UPDATE: The judge granted Richard Allen’s defense attorneys’ request to keep motions and hearings pertaining to requests of public funds sealed.
CARROLL COUNTY, Ind. – Defense attorneys for Delphi suspect Richard Allen are preparing to request additional public funds to pay for experts and court expenses.
Allen, who’s accused of killing Abby Williams and Libby German in February 2017, is being defended by a pair of court-appointed attorneys: Andrew Baldwin and Brad Rozzi.
In court documents filed Thursday in Carroll County, Allen’s attorneys asserted their client can’t afford the costs of representation and associated expenses. Allen had initially indicated that he would hire private counsel before requesting a public defender in a handwritten letter in which he begged for the “mercy of the court.”
“Defendant is without funds and cannot afford the costs of representation including expert fees and expenses, including transcripts and investigators, necessary to assure him an adequate defense and a fair trial in this matter,” they wrote in Thursday’s motion.
The public funds would go toward paying for expert witnesses, transcript fees and investigator costs, his attorneys wrote.
The attorneys asked that a hearing on the request be held in private before Judge Frances Gull. To explain their need for the funds, they would need to reveal their defense strategy to the court; a public hearing could jeopardize their ability to mount an effective defense because they would have to disclose their theory in public, they wrote.
The filing doesn’t say how much funding Allen’s lawyers are requesting for his defense.
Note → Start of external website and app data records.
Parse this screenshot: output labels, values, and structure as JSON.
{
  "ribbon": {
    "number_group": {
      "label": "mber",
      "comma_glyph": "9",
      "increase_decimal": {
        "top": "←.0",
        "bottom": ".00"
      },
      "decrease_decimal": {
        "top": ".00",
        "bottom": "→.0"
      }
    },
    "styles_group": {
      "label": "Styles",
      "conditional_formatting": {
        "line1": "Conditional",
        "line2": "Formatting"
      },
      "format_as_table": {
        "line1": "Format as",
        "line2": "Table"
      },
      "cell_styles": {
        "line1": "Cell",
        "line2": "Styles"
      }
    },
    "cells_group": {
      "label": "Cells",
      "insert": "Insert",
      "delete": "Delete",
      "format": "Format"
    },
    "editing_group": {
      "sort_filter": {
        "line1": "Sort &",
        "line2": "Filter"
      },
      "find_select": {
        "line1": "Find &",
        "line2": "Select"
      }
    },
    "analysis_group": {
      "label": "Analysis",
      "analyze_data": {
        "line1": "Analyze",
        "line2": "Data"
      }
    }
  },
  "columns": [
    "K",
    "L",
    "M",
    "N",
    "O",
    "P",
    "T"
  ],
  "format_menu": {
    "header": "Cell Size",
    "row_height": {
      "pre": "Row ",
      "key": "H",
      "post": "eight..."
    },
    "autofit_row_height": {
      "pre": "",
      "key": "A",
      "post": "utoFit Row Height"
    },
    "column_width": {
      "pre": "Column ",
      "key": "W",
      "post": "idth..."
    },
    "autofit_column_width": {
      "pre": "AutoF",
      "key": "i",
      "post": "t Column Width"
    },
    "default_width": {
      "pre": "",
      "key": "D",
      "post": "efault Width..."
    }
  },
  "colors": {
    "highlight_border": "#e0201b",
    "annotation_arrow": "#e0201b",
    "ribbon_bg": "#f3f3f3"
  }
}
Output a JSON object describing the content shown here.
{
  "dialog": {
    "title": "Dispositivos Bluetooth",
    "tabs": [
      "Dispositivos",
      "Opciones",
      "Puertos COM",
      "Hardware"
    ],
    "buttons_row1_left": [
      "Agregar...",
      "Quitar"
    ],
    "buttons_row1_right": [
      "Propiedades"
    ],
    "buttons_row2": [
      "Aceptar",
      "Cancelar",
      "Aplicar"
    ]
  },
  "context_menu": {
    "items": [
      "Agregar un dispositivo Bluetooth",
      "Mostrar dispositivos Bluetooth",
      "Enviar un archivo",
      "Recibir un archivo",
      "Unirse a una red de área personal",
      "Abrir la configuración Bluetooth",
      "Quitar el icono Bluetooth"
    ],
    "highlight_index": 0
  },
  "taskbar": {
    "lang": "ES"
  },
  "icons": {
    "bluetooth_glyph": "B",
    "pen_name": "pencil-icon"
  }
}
They’re also asking any filings related to their funding request to remain under seal.
The next hearing in the case is scheduled for Jan. 13. Gull, a special judge from Allen County appointed to oversee the high-profile proceedings, will hear arguments on a gag order and a motion from Allen’s attorneys for a change of venue.
Until that hearing takes place, Gull has instituted a gag order barring Allen, his attorneys, prosecutors, law enforcement, court staff and family members from making “extra-judicial statements by means of public communication” regarding the case.